peak| 67108864
wmax| 0
mmap| 0
syms| 537
symw| 15616
q)`1              // force kdb to internalize a new symbol
`1
q).Q.w[]
used| 108432
heap| 67108864
peak| 67108864
wmax| 0
mmap| 0
syms| 538         // increased by 1
symw| 15634       // increase of +18 bytes
q)`12             // force kdb to internalize another
`12
q).Q.w[]
used| 108432
heap| 67108864
peak| 67108864
wmax| 0
mmap| 0
syms| 539         // increase by 1
symw| 15653       // increase of 19 bytes
q)`123
`123
q).Q.w[]
used| 108432
heap| 67108864
peak| 67108864
wmax| 0
mmap| 0
syms| 540         // increase by 1
symw| 15673       // increase of 20 bytes
q)
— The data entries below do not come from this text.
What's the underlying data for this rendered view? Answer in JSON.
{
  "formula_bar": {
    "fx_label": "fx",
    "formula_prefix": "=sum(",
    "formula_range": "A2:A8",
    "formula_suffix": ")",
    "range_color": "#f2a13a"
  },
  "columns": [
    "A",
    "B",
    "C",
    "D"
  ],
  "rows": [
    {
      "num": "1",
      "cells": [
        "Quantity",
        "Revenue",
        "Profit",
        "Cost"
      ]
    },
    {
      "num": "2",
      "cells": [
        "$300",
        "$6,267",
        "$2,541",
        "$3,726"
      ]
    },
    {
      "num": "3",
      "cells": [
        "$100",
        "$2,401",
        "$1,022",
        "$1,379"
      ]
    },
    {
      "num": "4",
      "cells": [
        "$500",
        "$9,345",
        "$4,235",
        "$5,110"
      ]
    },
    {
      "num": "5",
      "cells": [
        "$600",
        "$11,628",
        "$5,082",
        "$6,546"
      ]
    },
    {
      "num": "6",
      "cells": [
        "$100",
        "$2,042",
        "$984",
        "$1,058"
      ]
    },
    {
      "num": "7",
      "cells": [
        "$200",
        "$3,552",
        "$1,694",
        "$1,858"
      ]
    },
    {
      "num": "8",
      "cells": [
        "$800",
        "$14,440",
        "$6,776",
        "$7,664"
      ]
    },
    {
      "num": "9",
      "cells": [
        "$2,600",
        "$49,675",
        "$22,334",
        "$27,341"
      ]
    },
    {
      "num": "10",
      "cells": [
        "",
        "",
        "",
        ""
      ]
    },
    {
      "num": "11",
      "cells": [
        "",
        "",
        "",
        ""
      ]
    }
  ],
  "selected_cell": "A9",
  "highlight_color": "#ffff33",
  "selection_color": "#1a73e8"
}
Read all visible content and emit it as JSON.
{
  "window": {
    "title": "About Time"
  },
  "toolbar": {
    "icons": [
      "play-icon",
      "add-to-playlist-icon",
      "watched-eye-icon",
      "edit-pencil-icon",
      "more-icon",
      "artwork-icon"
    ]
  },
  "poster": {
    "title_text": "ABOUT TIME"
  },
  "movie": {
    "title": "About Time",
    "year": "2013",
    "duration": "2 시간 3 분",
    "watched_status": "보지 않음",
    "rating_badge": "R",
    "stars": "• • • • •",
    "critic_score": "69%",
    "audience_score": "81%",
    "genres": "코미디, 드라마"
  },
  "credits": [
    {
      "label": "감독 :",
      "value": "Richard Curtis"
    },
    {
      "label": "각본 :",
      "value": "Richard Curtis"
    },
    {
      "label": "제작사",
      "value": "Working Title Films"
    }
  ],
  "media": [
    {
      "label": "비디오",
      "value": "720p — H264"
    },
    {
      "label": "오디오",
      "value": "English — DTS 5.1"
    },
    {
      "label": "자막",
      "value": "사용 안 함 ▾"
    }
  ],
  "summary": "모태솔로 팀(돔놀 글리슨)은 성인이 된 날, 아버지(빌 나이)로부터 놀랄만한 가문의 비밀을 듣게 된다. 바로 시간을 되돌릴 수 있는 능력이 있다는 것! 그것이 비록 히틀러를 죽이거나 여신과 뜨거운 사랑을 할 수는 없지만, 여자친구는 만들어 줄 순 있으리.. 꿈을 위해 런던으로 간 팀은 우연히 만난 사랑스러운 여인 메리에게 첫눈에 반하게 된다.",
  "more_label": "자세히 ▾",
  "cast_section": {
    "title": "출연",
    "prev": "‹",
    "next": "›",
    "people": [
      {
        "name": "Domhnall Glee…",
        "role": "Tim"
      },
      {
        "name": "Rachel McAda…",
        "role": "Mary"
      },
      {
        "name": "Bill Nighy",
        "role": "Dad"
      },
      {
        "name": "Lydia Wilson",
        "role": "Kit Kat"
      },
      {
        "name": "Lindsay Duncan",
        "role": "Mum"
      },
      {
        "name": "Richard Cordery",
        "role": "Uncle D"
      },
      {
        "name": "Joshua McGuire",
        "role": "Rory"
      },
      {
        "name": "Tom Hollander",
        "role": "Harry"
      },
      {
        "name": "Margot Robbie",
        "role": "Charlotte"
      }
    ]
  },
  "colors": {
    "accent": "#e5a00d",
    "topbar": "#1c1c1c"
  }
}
See this solution to compacting a bloated sym file

It’s a valid query, but q will run out of memory before returning. You’ll have to add some constraints to the query to reduce the size of the result set. Something like

select from reallybigtable where date = YYYY.MM.DD

would be a good start.

An example explains it best:

$ rlwrap q
KDB+ 2.7 2011.02.16 Copyright © 1993-2011 Kx Systems
q).Q.w[] used| 108432   / bytes malloced
heap| 67108864 / heap bytes available
peak| 67108864 / heap high-watermark in bytes
wmax| 0        / workspace limit from -w param
mmap| 0        / amount of memory mapped
syms| 537      / number of symbols interned
symw| 15616    / bytes used by 537 symbols
q)

Note how .Q.w is simply a pretty print output of \w and the workspace memory footprint from \w 0

q).Q.w
k){`used`heap`peak`wmax`mmap`syms`symw!(.”\\w”),.”\\w 0″}
q)\w
108304 67108864 67108864 0 0j
q)